# What to produce
Show all lines of the entries in which the word "CartoBase" is found.

### Dataset records ###

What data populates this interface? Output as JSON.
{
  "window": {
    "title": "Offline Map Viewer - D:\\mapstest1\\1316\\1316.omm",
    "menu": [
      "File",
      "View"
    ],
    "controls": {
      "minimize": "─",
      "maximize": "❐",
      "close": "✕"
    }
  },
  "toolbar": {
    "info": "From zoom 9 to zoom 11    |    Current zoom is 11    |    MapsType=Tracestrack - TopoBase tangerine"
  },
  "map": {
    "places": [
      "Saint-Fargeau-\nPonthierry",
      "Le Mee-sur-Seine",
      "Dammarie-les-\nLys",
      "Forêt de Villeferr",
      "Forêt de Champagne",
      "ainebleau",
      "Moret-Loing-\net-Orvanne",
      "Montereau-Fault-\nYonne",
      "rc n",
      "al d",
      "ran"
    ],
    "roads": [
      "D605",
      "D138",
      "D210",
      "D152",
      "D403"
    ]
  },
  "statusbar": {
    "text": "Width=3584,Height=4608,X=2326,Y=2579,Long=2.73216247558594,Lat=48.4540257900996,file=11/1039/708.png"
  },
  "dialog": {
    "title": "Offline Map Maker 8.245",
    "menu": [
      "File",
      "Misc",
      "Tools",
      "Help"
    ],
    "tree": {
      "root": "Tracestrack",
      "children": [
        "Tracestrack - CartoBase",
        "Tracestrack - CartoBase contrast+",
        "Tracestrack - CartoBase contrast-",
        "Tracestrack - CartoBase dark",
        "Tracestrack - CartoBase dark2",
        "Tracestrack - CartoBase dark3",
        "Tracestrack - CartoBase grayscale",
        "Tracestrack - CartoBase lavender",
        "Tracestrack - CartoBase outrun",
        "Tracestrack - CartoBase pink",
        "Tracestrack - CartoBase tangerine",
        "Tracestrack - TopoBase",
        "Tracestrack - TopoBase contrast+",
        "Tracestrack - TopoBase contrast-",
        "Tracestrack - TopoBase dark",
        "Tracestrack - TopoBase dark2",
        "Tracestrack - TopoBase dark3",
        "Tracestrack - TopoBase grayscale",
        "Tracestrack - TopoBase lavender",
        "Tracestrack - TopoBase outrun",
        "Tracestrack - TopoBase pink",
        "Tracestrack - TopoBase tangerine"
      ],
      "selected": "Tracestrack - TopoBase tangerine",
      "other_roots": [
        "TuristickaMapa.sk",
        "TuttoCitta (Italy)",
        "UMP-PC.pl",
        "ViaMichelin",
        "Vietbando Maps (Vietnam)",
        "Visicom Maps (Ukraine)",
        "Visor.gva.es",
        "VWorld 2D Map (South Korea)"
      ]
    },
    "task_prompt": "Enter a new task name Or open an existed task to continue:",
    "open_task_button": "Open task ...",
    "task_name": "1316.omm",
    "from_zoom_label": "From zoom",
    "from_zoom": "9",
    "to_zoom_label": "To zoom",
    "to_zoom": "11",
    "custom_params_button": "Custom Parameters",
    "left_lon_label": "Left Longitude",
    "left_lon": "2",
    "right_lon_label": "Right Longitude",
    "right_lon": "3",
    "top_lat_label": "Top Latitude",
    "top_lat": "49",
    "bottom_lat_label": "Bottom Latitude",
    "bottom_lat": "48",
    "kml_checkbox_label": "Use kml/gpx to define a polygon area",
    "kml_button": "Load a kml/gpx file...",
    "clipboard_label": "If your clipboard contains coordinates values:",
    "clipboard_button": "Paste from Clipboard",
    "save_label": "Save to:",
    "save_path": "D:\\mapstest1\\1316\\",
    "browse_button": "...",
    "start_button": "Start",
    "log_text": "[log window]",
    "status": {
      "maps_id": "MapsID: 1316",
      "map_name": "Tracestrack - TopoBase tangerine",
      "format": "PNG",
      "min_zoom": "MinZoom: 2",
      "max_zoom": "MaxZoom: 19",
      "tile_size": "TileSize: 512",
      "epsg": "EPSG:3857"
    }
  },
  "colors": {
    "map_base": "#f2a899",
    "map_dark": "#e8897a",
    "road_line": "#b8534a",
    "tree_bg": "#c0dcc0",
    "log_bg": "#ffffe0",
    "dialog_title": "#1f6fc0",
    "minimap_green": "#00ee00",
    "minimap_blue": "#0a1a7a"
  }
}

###

# Result of this exercise
        "Tracestrack - CartoBase",
        "Tracestrack - CartoBase contrast+",
        "Tracestrack - CartoBase contrast-",
        "Tracestrack - CartoBase dark",
        "Tracestrack - CartoBase dark2",
        "Tracestrack - CartoBase dark3",
        "Tracestrack - CartoBase grayscale",
        "Tracestrack - CartoBase lavender",
        "Tracestrack - CartoBase outrun",
        "Tracestrack - CartoBase pink",
        "Tracestrack - CartoBase tangerine",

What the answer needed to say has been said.